Next to the historic site of the Campo de Cahuenga, where in 1847 Mexico relinquished control of California to the United States, this station, designed by artist Margaret Garcia and architect Kate Diamond, focuses on the significance of this event to California’s history. California was named by the Spaniards after the mythological black Amazon queen Califas, who was said to have ruled a tribe of women warriors.
Visitors walking into the station are greeted with a historical
timeline that highlights key dates and events related to the area’s past.
There is a series of highly stylized trees on the station platform to provide a canopy. These designs symbolize life, time and growth, and the design of these interior trees was influenced by the mature pepper trees that once lined Lankershim Boulevard, according to Metro.
Each tree trunk is decked in handmade colorful art tiles that reflect
the history of the area and its people, and offers a visual and textual

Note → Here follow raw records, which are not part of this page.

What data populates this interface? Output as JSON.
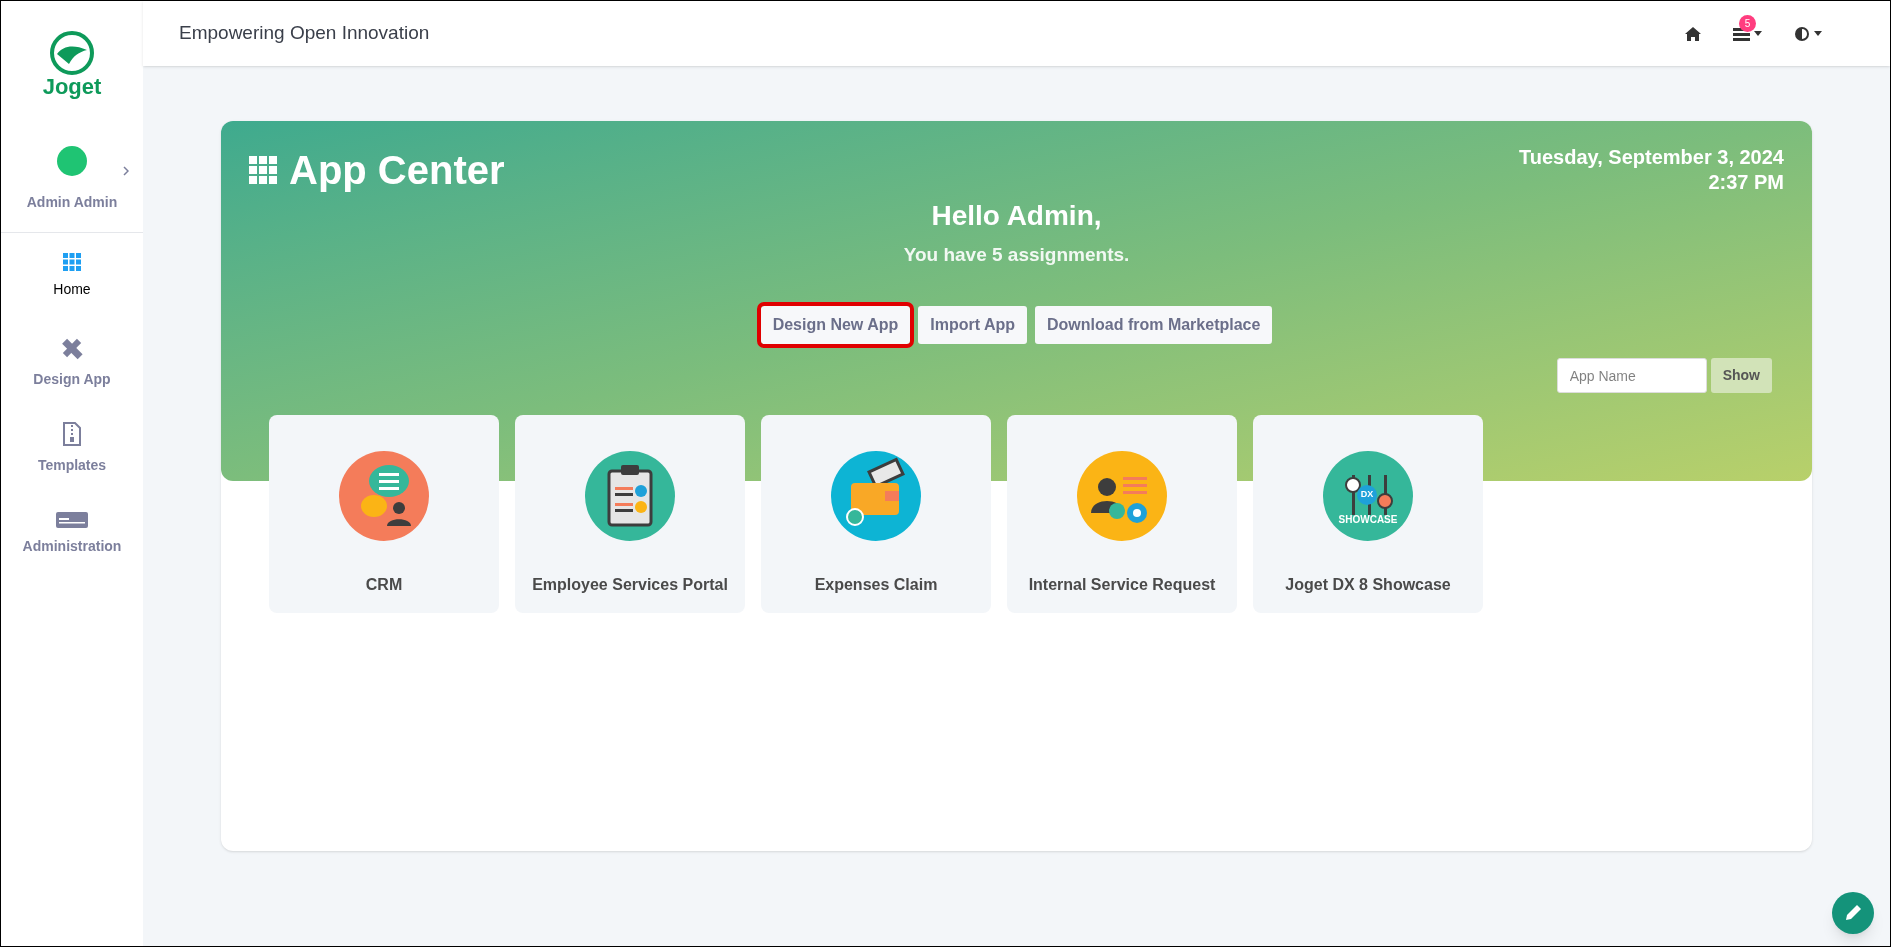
{
  "header": {
    "title": "Empowering Open Innovation",
    "notification_count": "5"
  },
  "sidebar": {
    "logo_text": "Joget",
    "user": "Admin Admin",
    "items": [
      {
        "label": "Home",
        "kind": "home",
        "selected": true
      },
      {
        "label": "Design App",
        "kind": "design",
        "selected": false
      },
      {
        "label": "Templates",
        "kind": "templates",
        "selected": false
      },
      {
        "label": "Administration",
        "kind": "admin",
        "selected": false
      }
    ]
  },
  "banner": {
    "title": "App Center",
    "date": "Tuesday, September 3, 2024",
    "time": "2:37 PM",
    "greeting": "Hello Admin,",
    "subtitle": "You have 5 assignments.",
    "buttons": [
      {
        "label": "Design New App",
        "highlighted": true
      },
      {
        "label": "Import App",
        "highlighted": false
      },
      {
        "label": "Download from Marketplace",
        "highlighted": false
      }
    ],
    "search": {
      "placeholder": "App Name",
      "button": "Show"
    }
  },
  "apps": [
    {
      "name": "CRM",
      "kind": "crm"
    },
    {
      "name": "Employee Services Portal",
      "kind": "clipboard"
    },
    {
      "name": "Expenses Claim",
      "kind": "wallet"
    },
    {
      "name": "Internal Service Request",
      "kind": "service"
    },
    {
      "name": "Joget DX 8 Showcase",
      "kind": "showcase",
      "icon_labels": [
        "DX",
        "SHOWCASE"
      ]
    }
  ]
}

narrative of the events leading up to the Capitulation of Cahuenga.
For more information, visit Campo de Cahuenga's website.